Gratitude then could well rate as a remedy, second only to immunosuppressants.We found that increased feelings of gratitude can cause people's well-being and quality of life to improve," said Robert Emmons, a UC Davis professor who specializes in the study of gratitude.
Emmons conducted the study with Stefanie Greiner and Stephanie Ivie of the Mississippi University for Women.
The study included four male and 12 female transplant recipients recruited via transplant e-mail groups and Web sites for transplant recipients.
After completing initial questionnaires about their health and wellbeing, the subjects were randomly assigned to one of two groups. One group kept routine daily notes about medication side-effects, how they felt about life overall, how connected they were to others and how they felt about the upcoming day.
Patients in the other group answered the same questions but were also asked to list five things or people they were grateful for each day and why they were grateful for them. They were asked to reflect on what they wrote as well.
After 21 days, mental health and general wellbeing scores had risen for patients in the gratitude group but declined for those in the control group. Patients in the control group also reported a loss of vitality, while the grateful patients experienced no change.
"It's likely that health and vitality scores declined in the control group because, unlike the experimental group, they did not benefit from the protective effect of gratitude," Emmons said. "Having a chronic medical condition puts one at risk for deteriorating mental health, and a reduction in one's sense of general health and vitality is an indicator of this. Gratitude may serve as a buffer against these risks."

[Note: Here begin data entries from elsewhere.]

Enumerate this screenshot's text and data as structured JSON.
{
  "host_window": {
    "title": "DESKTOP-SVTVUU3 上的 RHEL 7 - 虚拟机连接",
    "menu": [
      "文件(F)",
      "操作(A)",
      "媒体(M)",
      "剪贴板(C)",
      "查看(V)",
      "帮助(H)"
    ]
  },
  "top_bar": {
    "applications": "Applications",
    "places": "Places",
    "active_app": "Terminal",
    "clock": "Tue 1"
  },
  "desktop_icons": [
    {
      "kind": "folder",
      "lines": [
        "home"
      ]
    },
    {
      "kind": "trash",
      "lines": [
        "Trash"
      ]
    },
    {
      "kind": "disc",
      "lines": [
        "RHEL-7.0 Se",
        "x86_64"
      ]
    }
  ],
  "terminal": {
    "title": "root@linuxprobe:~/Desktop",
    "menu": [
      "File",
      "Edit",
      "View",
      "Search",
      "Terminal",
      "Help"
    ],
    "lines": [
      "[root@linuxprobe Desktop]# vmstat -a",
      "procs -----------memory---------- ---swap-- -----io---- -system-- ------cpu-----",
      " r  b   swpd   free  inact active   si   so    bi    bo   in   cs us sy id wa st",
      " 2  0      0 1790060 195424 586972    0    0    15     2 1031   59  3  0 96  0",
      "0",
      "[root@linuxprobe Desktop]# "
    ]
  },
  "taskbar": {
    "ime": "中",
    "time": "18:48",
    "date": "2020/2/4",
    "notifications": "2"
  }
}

Emmons is a leading contributor to the positive psychology movement and the author of the recently released book "Thanks! How the New Science of Gratitude Can Make You Happier."